3. Chad Jones, LSU: Another SEC safety with a world of upside, Jones (6-2, 221) amassed 73 tackles (37 solo) and three interceptions for the 9-4 Tigers in 2009. He's a unique athlete who was a star on the LSU football team this year and doubled as a pitcher on the baseball team. He's a big, physically-built kid who showcases natural body control when asked to break down in space and is a solid wrap-up tackler. He looks natural when asked to attack the line of scrimmage as a downhill runner and does a nice job sidestepping blocks and keeping himself clean through traffic. Jones needs some polish as he spent a good portion of his college years playing baseball, but his athleticism and skill set make him worth it.
4. Nate Allen, South Florida: One of the lesser-known free safeties in this year's talent pool, Allen (6-0, 207) recorded 80 stops (39 solo) and five interceptions for the 8-5 Bulls last season.
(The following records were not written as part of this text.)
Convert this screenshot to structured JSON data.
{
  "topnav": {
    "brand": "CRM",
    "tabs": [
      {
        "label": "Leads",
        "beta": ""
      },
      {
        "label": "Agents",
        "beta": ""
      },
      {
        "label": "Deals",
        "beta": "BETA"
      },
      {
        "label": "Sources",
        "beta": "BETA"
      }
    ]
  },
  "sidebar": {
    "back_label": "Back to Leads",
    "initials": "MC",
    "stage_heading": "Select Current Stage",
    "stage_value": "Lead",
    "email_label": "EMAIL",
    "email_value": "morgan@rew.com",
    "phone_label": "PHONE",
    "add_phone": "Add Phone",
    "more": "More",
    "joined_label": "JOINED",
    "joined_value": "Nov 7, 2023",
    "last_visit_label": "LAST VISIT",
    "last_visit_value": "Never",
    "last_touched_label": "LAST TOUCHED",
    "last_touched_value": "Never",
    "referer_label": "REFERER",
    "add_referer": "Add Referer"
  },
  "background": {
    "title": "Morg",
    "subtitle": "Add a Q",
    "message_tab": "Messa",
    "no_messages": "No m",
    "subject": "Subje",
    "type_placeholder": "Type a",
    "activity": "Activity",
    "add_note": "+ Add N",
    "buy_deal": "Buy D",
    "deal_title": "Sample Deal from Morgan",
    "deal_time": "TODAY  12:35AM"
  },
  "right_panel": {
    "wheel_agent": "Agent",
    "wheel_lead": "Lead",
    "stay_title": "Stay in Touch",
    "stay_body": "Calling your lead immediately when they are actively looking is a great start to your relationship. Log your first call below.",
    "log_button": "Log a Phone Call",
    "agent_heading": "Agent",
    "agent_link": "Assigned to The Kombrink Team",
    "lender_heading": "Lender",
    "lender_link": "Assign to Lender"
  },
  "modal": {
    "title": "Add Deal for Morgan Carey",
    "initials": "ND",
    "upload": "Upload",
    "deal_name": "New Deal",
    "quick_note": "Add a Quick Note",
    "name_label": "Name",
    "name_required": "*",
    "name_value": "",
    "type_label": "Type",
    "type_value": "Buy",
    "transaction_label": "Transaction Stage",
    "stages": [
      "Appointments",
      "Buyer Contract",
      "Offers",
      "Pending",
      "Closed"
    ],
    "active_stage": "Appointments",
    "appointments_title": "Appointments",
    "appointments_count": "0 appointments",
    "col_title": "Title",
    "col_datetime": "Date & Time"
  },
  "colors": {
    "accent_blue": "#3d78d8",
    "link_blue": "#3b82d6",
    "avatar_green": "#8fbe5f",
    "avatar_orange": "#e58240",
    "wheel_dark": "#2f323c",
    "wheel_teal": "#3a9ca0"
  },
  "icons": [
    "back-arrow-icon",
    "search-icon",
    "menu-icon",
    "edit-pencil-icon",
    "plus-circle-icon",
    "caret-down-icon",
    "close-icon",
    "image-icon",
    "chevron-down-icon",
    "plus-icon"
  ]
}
A well-built safety with good instincts, Allen always seems to play within himself. He takes good angles toward the football in the run game and is a solid wrap-up tackler in the open field. Allen isn't overly explosive and lacks elite range in the secondary, but reads his keys quickly and is always in position to make a play. He displays good fluidity in his drop and does a nice job keeping his feet under him and driving on the ball. Allen may not be a household name, but he's going to fly off the board before the end of the second round.
SATURDAY SPECIAL (intriguing players likely to be drafted on Saturday (Rounds 4-7) of the draft):
1. Robert Johnson, Utah: The one word you would use to describe Johnson's senior season would be playmaker. In addition to racking up 66 tackles for the Utes in 2009, Johnson (6-1, 200) recorded six interceptions, which he returned for a combined total of 140 yards and one score. A tall, long-armed defender who generates impressive power on contact and knows how to disengage the ball from his man, Johnson plays as a center field safety and does a great job reading the action in front of him and taking proper angles toward the ball.
2. Randy Phillips, Miami, Fla: Phillips (6-1, 210) recorded 53 stops (35 solo) and two interceptions for the Hurricanes in 2009 despite playing in just nine games. He showcases good physicality when attacking the line of scrimmage and is a tough, hard-nosed safety. He displays good power as a tackler and does a nice job breaking down in space, taking good angles toward the ball, and wrapping up on contact. Phillips gets a bit overzealous in the secondary and will bite on play fakes and take himself out of position at times. He showcases decent fluidity in his drop and possesses the athleticism to play SS in an NFL secondary but needs to continue to develop his instincts.